Reproduce nothing but the lines from the one with "What data populates" down to the last line of the data below.

Dataset excerpts:
──────────────────────────────

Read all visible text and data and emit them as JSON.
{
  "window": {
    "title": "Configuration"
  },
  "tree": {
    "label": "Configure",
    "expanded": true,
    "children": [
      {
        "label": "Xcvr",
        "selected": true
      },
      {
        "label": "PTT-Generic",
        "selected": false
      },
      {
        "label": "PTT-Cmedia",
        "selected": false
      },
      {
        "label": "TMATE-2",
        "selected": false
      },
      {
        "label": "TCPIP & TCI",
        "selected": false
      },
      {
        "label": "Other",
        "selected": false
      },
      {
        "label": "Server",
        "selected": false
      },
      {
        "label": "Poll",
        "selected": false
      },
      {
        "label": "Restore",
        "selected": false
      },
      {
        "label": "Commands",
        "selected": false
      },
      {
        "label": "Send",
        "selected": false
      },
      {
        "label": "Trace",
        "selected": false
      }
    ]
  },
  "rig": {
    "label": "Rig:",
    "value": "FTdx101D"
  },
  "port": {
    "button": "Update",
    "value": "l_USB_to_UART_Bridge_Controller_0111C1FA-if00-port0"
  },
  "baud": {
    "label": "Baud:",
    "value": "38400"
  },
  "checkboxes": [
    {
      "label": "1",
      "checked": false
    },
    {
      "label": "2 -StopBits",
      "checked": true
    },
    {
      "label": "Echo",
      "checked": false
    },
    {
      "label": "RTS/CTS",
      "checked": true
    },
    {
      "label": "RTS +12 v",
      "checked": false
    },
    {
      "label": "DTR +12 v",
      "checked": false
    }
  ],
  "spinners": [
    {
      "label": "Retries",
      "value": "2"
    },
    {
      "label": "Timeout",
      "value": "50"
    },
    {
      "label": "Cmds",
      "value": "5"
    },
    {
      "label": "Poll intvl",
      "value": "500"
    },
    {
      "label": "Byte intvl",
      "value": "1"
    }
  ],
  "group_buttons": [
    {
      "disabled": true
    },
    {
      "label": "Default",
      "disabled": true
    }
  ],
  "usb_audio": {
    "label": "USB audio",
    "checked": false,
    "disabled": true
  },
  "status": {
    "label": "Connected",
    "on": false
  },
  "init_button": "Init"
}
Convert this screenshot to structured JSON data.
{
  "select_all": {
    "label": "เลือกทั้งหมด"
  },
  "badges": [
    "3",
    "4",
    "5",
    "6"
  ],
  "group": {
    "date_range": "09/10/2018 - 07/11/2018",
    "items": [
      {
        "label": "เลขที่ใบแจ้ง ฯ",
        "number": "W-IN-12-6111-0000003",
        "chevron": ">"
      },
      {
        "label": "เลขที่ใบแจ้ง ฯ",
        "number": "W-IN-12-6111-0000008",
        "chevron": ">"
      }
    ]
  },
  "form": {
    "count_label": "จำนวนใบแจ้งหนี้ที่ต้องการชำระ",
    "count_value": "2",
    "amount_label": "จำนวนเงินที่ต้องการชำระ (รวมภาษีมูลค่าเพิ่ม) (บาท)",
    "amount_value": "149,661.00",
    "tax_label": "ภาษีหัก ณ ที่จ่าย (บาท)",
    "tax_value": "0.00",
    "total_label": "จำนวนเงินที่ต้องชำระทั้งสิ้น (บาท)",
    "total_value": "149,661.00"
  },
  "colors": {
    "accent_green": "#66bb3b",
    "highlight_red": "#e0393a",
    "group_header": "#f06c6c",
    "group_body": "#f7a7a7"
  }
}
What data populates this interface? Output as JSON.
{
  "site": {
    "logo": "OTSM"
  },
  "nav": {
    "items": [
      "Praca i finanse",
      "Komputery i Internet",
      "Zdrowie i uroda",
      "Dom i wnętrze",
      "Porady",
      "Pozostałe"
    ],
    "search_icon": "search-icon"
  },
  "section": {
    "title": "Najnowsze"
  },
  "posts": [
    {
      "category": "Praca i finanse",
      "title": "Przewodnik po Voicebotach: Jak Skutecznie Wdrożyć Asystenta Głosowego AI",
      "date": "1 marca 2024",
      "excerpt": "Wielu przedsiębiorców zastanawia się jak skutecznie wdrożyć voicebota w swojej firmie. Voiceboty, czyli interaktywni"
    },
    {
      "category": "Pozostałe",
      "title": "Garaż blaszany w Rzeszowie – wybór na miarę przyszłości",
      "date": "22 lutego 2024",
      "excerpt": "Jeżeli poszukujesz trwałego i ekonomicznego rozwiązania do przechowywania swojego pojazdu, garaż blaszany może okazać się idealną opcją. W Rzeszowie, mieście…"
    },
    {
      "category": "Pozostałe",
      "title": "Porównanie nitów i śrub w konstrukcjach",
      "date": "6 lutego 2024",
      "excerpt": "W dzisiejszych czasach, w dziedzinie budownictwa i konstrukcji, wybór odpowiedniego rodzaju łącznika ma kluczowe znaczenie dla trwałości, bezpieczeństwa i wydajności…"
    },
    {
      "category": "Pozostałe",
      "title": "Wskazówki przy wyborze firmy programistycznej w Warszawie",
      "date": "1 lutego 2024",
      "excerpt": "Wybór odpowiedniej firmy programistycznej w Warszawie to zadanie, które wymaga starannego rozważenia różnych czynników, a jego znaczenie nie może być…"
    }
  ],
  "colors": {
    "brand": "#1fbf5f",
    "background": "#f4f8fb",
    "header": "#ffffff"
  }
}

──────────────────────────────

Reply
What data populates this interface? Output as JSON.
{
  "site": {
    "logo": "OTSM"
  },
  "nav": {
    "items": [
      "Praca i finanse",
      "Komputery i Internet",
      "Zdrowie i uroda",
      "Dom i wnętrze",
      "Porady",
      "Pozostałe"
    ],
    "search_icon": "search-icon"
  },
  "section": {
    "title": "Najnowsze"
  },
  "posts": [
    {
      "category": "Praca i finanse",
      "title": "Przewodnik po Voicebotach: Jak Skutecznie Wdrożyć Asystenta Głosowego AI",
      "date": "1 marca 2024",
      "excerpt": "Wielu przedsiębiorców zastanawia się jak skutecznie wdrożyć voicebota w swojej firmie. Voiceboty, czyli interaktywni"
    },
    {
      "category": "Pozostałe",
      "title": "Garaż blaszany w Rzeszowie – wybór na miarę przyszłości",
      "date": "22 lutego 2024",
      "excerpt": "Jeżeli poszukujesz trwałego i ekonomicznego rozwiązania do przechowywania swojego pojazdu, garaż blaszany może okazać się idealną opcją. W Rzeszowie, mieście…"
    },
    {
      "category": "Pozostałe",
      "title": "Porównanie nitów i śrub w konstrukcjach",
      "date": "6 lutego 2024",
      "excerpt": "W dzisiejszych czasach, w dziedzinie budownictwa i konstrukcji, wybór odpowiedniego rodzaju łącznika ma kluczowe znaczenie dla trwałości, bezpieczeństwa i wydajności…"
    },
    {
      "category": "Pozostałe",
      "title": "Wskazówki przy wyborze firmy programistycznej w Warszawie",
      "date": "1 lutego 2024",
      "excerpt": "Wybór odpowiedniej firmy programistycznej w Warszawie to zadanie, które wymaga starannego rozważenia różnych czynników, a jego znaczenie nie może być…"
    }
  ],
  "colors": {
    "brand": "#1fbf5f",
    "background": "#f4f8fb",
    "header": "#ffffff"
  }
}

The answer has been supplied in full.